> [RECORDS FOR THE EXERCISE]:
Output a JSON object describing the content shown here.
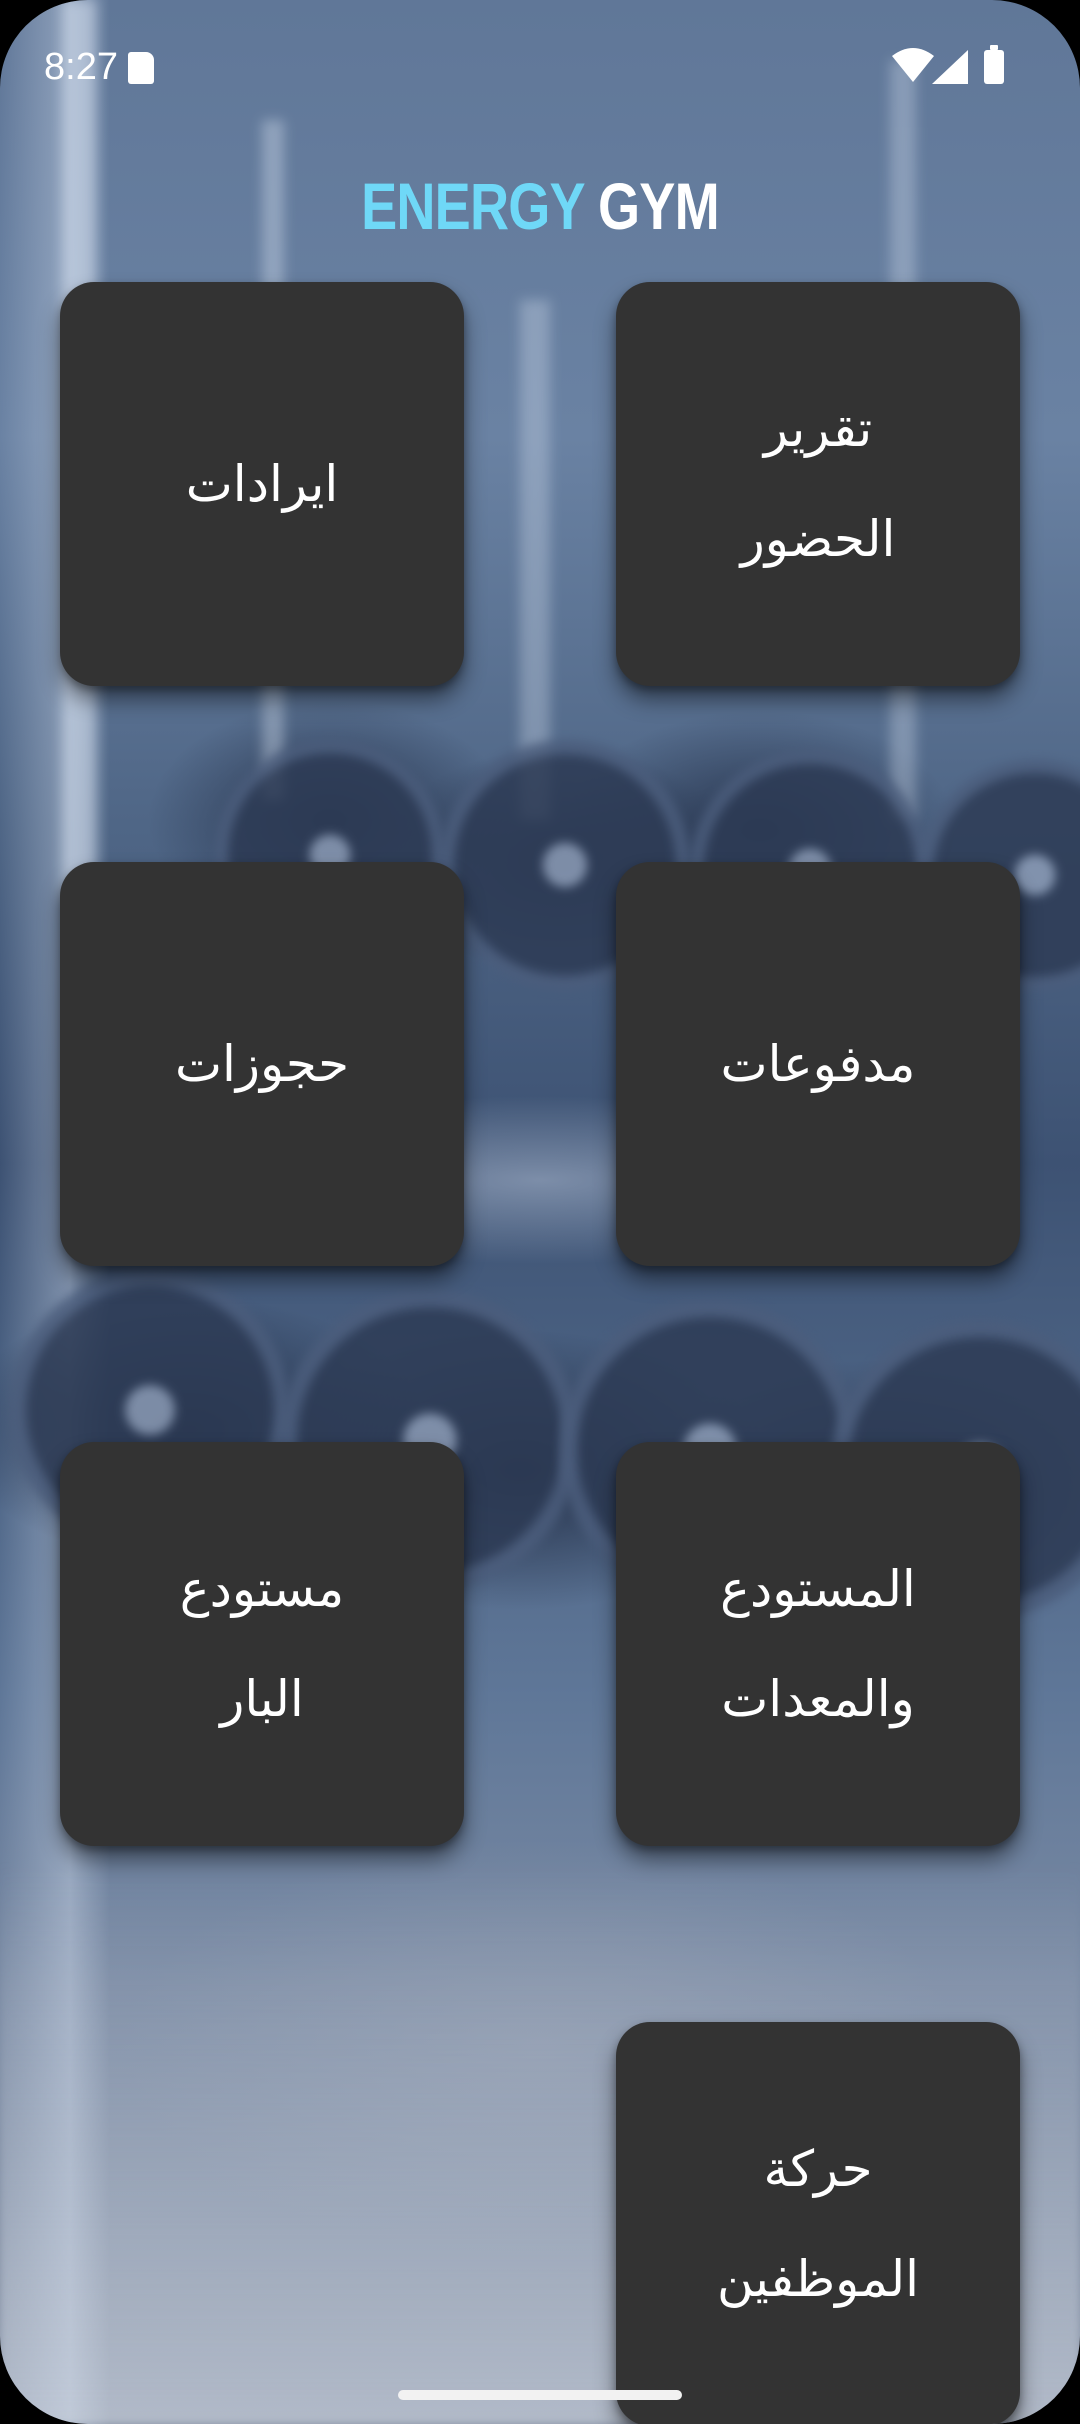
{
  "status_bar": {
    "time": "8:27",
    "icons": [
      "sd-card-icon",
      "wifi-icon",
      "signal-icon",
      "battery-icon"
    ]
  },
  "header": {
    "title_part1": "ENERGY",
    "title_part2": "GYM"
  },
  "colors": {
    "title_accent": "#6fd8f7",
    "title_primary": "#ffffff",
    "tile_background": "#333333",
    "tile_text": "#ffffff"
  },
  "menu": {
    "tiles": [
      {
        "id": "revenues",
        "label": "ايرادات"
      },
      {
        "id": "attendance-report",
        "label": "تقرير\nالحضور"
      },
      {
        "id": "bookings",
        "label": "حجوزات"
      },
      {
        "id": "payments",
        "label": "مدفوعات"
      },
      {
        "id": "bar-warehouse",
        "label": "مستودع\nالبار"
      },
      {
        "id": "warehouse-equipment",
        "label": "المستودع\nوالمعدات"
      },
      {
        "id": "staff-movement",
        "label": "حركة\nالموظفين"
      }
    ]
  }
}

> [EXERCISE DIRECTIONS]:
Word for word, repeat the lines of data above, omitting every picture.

> [SOLUTION FOR THIS PROBLEM]:
Output a JSON object describing the content shown here.
{
  "status_bar": {
    "time": "8:27",
    "icons": [
      "sd-card-icon",
      "wifi-icon",
      "signal-icon",
      "battery-icon"
    ]
  },
  "header": {
    "title_part1": "ENERGY",
    "title_part2": "GYM"
  },
  "colors": {
    "title_accent": "#6fd8f7",
    "title_primary": "#ffffff",
    "tile_background": "#333333",
    "tile_text": "#ffffff"
  },
  "menu": {
    "tiles": [
      {
        "id": "revenues",
        "label": "ايرادات"
      },
      {
        "id": "attendance-report",
        "label": "تقرير\nالحضور"
      },
      {
        "id": "bookings",
        "label": "حجوزات"
      },
      {
        "id": "payments",
        "label": "مدفوعات"
      },
      {
        "id": "bar-warehouse",
        "label": "مستودع\nالبار"
      },
      {
        "id": "warehouse-equipment",
        "label": "المستودع\nوالمعدات"
      },
      {
        "id": "staff-movement",
        "label": "حركة\nالموظفين"
      }
    ]
  }
}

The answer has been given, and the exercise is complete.